Small and medium sized enterprises (SMEs) are recognised across the world as having the ability to drive the economy and greatly contribute towards its growth, more so in emerging economies. However, the growth and performance of firms has further been directly linked to the critical development and investment towards its human capital. Even though there is a known importance of human capital development for business growth and competence, little is known about how much SMEs themselves attribute it to the success of their own firm’s performance. As such, this study responds to this gap by exploring the perceptions that SMEs hold regarding human capital as a concept and its developmental role in their business success. Establishing which component of human capital is perceived to be important in the founding of the businesses, during its emergent years and for future growth will enable SMEs to better understand the key human capital components and features to harness at the different stages of their business and in the pursuit for competitive advantage.
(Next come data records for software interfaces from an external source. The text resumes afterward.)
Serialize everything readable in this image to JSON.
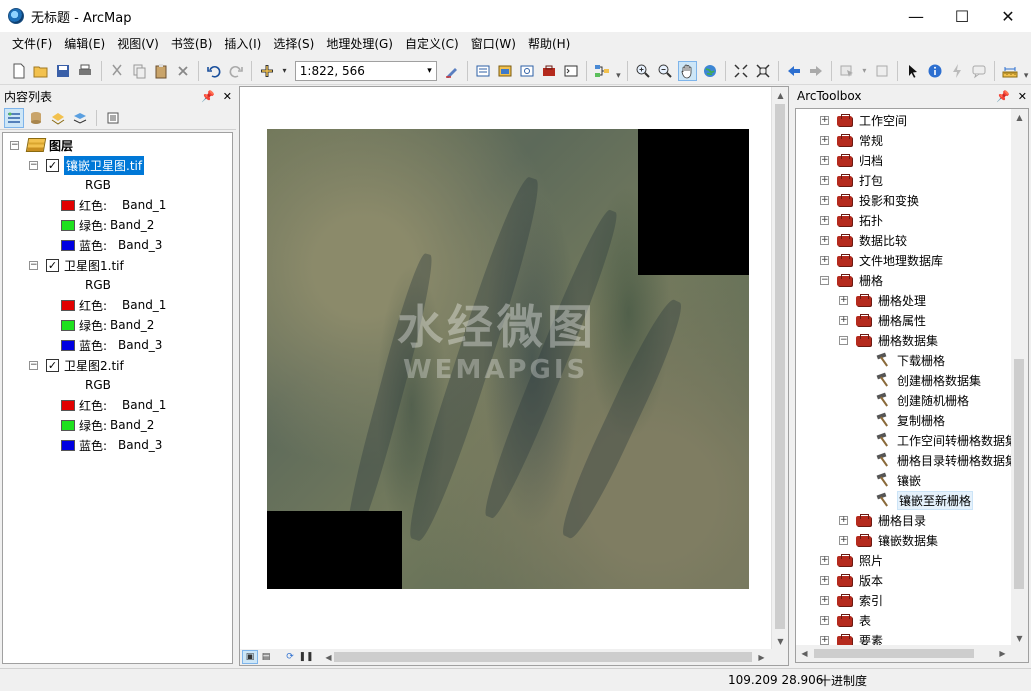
{
  "window": {
    "title": "无标题 - ArcMap",
    "minimize": "—",
    "maximize": "☐",
    "close": "✕"
  },
  "menubar": [
    "文件(F)",
    "编辑(E)",
    "视图(V)",
    "书签(B)",
    "插入(I)",
    "选择(S)",
    "地理处理(G)",
    "自定义(C)",
    "窗口(W)",
    "帮助(H)"
  ],
  "toolbar": {
    "scale": "1:822, 566",
    "active_tool": "pan"
  },
  "toc": {
    "title": "内容列表",
    "root": "图层",
    "layers": [
      {
        "name": "镶嵌卫星图.tif",
        "selected": true,
        "checked": true,
        "render": "RGB",
        "bands": [
          {
            "label": "红色:",
            "band": "Band_1",
            "color": "#e00000"
          },
          {
            "label": "绿色:",
            "band": "Band_2",
            "color": "#1ee01e"
          },
          {
            "label": "蓝色:",
            "band": "Band_3",
            "color": "#0000e0"
          }
        ]
      },
      {
        "name": "卫星图1.tif",
        "selected": false,
        "checked": true,
        "render": "RGB",
        "bands": [
          {
            "label": "红色:",
            "band": "Band_1",
            "color": "#e00000"
          },
          {
            "label": "绿色:",
            "band": "Band_2",
            "color": "#1ee01e"
          },
          {
            "label": "蓝色:",
            "band": "Band_3",
            "color": "#0000e0"
          }
        ]
      },
      {
        "name": "卫星图2.tif",
        "selected": false,
        "checked": true,
        "render": "RGB",
        "bands": [
          {
            "label": "红色:",
            "band": "Band_1",
            "color": "#e00000"
          },
          {
            "label": "绿色:",
            "band": "Band_2",
            "color": "#1ee01e"
          },
          {
            "label": "蓝色:",
            "band": "Band_3",
            "color": "#0000e0"
          }
        ]
      }
    ]
  },
  "map": {
    "watermark_cn": "水经微图",
    "watermark_en": "WEMAPGIS"
  },
  "arctoolbox": {
    "title": "ArcToolbox",
    "items": [
      {
        "label": "工作空间",
        "level": 0,
        "kind": "box",
        "expanded": false
      },
      {
        "label": "常规",
        "level": 0,
        "kind": "box",
        "expanded": false
      },
      {
        "label": "归档",
        "level": 0,
        "kind": "box",
        "expanded": false
      },
      {
        "label": "打包",
        "level": 0,
        "kind": "box",
        "expanded": false
      },
      {
        "label": "投影和变换",
        "level": 0,
        "kind": "box",
        "expanded": false
      },
      {
        "label": "拓扑",
        "level": 0,
        "kind": "box",
        "expanded": false
      },
      {
        "label": "数据比较",
        "level": 0,
        "kind": "box",
        "expanded": false
      },
      {
        "label": "文件地理数据库",
        "level": 0,
        "kind": "box",
        "expanded": false
      },
      {
        "label": "栅格",
        "level": 0,
        "kind": "box",
        "expanded": true
      },
      {
        "label": "栅格处理",
        "level": 1,
        "kind": "box",
        "expanded": false
      },
      {
        "label": "栅格属性",
        "level": 1,
        "kind": "box",
        "expanded": false
      },
      {
        "label": "栅格数据集",
        "level": 1,
        "kind": "box",
        "expanded": true
      },
      {
        "label": "下载栅格",
        "level": 2,
        "kind": "tool"
      },
      {
        "label": "创建栅格数据集",
        "level": 2,
        "kind": "tool"
      },
      {
        "label": "创建随机栅格",
        "level": 2,
        "kind": "tool"
      },
      {
        "label": "复制栅格",
        "level": 2,
        "kind": "tool"
      },
      {
        "label": "工作空间转栅格数据集",
        "level": 2,
        "kind": "tool"
      },
      {
        "label": "栅格目录转栅格数据集",
        "level": 2,
        "kind": "tool"
      },
      {
        "label": "镶嵌",
        "level": 2,
        "kind": "tool"
      },
      {
        "label": "镶嵌至新栅格",
        "level": 2,
        "kind": "tool",
        "highlighted": true
      },
      {
        "label": "栅格目录",
        "level": 1,
        "kind": "box",
        "expanded": false
      },
      {
        "label": "镶嵌数据集",
        "level": 1,
        "kind": "box",
        "expanded": false
      },
      {
        "label": "照片",
        "level": 0,
        "kind": "box",
        "expanded": false
      },
      {
        "label": "版本",
        "level": 0,
        "kind": "box",
        "expanded": false
      },
      {
        "label": "索引",
        "level": 0,
        "kind": "box",
        "expanded": false
      },
      {
        "label": "表",
        "level": 0,
        "kind": "box",
        "expanded": false
      },
      {
        "label": "要素",
        "level": 0,
        "kind": "box",
        "expanded": false
      }
    ]
  },
  "status": {
    "coordinates": "109.209  28.906",
    "units": "十进制度"
  }
}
The study will better equip policy makers in their development of interventions they embark on to promote SME competitiveness. The study followed a qualitative research methodology which used in-depth one-on-one interviews with participants in the petroleum industry of South Africa. The study focused on one segment of the petroleum value chain, while still using several subgroups for data triangulation. The results of the study indicated that SMEs perceive knowledge as the most important factor of human capital and rely on it in the founding of their businesses. The study further revealed that SMEs rely predominantly on intangible resources to gain competitive advantage, but are negative affected by institutional constraints to effectively compete. The study generated a framework that can be used by both SMEs and policy makers to enable the development of human capital and promote SME competitiveness.
Mini Dissertation (MBA)--University of Pretoria, 2021.